NOT WILLING TO DO THE FIRST...Bunyan adduces Job 16:21-22, where the rhetorically impossible task of contending with God as with a neighbor as Job would want, is couched by the jaded recognition concession that going, equally involuntarily, whence I will not return, that is, to death, however unsought and years hence, is in any case inevitable.
NOR ABLE TO DO THE SECOND...Ezekiel 22:14 showcases the inability of Israel, or an individual, whatever their strength, to withstand the spoken and dealt out judgment of the Lord.
LOWER THAN THE GRAVE,...INTO TOPHET...lower than indicates the conviction that burial of the body is but a stage in the experience of death in sin. Tophet, from Isaiah 30:33, is a place of burning, literally, for the condemnation, stoked by the breath of the Lord, for the enemies of God's people, in that instance the Assyrians. The verse fits a context of Isaiah 30:18-33 where God's grace is bestowed in overcoming their idolatry and teaching them to walk in his path, establishing his people in the the land, Zion, Jerusalem, and coming in wrath to sift the nations as a devouring fire.
PRISON...this could be a reference to hell as prison, in keeping with interpretation of 1 Peter 3:19, also Revelation 20:1-3, 7 where the pit is described as Satan's prison. It might, in the sequence of Bunyan's thought here, be his own discomfort, and that of his fellow nonconformists, at actual imprisonment, such that godly readers are aware of the privations of imprisonment, and can therefore recognize that faring ill in prison is a good indication that the greater trials of death and judgment ought not be entertained lightly.
EXECUTION...initially threatened with banishment if refusing to conform by ceasing to preach without a license, Bunyan may have conflated his own plight with the penalty for unauthorized return to the realms from banishment which would be the death penalty.
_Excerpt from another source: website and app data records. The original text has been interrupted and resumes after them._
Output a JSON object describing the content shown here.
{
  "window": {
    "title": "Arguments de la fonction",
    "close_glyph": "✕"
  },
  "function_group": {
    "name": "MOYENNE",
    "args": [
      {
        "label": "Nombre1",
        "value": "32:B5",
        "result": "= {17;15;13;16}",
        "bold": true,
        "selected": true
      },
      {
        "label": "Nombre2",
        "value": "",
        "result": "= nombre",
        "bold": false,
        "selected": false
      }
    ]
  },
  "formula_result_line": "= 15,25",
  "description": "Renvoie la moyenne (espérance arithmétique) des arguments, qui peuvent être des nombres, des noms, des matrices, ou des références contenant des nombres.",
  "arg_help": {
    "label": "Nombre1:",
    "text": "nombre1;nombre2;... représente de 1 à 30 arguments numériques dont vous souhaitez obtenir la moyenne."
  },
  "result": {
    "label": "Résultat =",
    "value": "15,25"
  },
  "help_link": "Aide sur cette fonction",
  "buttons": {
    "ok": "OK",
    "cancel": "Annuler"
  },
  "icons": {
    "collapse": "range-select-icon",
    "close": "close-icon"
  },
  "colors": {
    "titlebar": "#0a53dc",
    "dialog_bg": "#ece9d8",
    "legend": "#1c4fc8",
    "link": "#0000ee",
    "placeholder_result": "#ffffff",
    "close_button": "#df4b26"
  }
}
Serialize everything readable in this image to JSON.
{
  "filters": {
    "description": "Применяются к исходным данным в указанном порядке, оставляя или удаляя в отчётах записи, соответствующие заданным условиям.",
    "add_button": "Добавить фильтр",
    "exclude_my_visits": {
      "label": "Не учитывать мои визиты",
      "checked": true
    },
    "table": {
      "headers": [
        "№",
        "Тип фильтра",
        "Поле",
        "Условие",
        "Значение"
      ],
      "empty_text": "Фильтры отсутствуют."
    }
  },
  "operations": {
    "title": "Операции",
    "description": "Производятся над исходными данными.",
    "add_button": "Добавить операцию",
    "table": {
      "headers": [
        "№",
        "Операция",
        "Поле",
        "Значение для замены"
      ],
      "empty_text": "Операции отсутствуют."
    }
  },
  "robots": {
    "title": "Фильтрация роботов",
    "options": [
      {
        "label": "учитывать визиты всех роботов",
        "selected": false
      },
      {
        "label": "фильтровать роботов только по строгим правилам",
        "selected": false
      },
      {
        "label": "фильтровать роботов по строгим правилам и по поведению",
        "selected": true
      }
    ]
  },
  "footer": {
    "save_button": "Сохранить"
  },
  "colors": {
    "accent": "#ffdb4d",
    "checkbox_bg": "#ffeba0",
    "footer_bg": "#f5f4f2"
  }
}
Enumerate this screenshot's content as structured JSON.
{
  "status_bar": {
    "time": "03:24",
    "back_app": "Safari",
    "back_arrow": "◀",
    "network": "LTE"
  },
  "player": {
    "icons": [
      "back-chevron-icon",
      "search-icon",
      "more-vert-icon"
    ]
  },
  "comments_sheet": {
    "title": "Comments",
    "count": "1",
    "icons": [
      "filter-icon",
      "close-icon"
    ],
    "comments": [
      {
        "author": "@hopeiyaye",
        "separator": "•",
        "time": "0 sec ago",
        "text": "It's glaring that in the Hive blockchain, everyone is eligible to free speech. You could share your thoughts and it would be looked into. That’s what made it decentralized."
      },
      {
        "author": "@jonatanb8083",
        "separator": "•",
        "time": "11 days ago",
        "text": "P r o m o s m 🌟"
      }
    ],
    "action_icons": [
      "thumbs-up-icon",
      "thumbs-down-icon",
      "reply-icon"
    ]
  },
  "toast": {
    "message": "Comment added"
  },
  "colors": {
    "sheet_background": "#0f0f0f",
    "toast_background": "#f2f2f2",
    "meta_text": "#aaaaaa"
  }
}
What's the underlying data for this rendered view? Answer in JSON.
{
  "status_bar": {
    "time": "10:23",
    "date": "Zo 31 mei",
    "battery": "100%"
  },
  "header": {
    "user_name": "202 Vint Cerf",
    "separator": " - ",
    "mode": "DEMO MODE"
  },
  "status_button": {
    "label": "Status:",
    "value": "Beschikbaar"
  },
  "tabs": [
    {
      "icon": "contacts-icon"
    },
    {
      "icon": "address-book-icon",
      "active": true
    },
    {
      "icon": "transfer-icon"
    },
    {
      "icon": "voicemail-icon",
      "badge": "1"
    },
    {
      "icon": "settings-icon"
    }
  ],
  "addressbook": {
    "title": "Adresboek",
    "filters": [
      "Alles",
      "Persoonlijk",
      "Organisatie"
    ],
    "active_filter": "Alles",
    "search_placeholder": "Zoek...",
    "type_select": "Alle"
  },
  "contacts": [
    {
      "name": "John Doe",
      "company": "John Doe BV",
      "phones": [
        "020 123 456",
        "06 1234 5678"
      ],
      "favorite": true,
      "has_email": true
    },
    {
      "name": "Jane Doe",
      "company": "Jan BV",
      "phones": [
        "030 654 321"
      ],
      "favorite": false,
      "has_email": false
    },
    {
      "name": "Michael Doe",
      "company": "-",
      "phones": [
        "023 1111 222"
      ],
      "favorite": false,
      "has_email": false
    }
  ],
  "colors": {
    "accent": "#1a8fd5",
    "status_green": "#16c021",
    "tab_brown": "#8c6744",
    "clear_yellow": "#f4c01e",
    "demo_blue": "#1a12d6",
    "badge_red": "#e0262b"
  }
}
And brought them out, and said, Sirs, what must I do to be saved?
And they said, Believe on the Lord Jesus Christ, and thou shalt be saved, and thy house.
And as it is appointed unto men once to die, but after this the judgment:
O that one might plead for a man with God, as a man pleadeth for his neighbour!
When a few years are come, then I shall go the way whence I shall not return.
Ezekiel 22:14 (not Exodus 22:14 as given in some editions)
Can thine heart endure, or can thine hands be strong, in the days that I shall deal with thee? I the Lord have spoken it, and will do it.
For Tophet is ordained of old; yea, for the king it is prepared; he hath made it deep and large: the pile thereof is fire and much wood; the breath of the Lord, like a stream of brimstone, doth kindle it.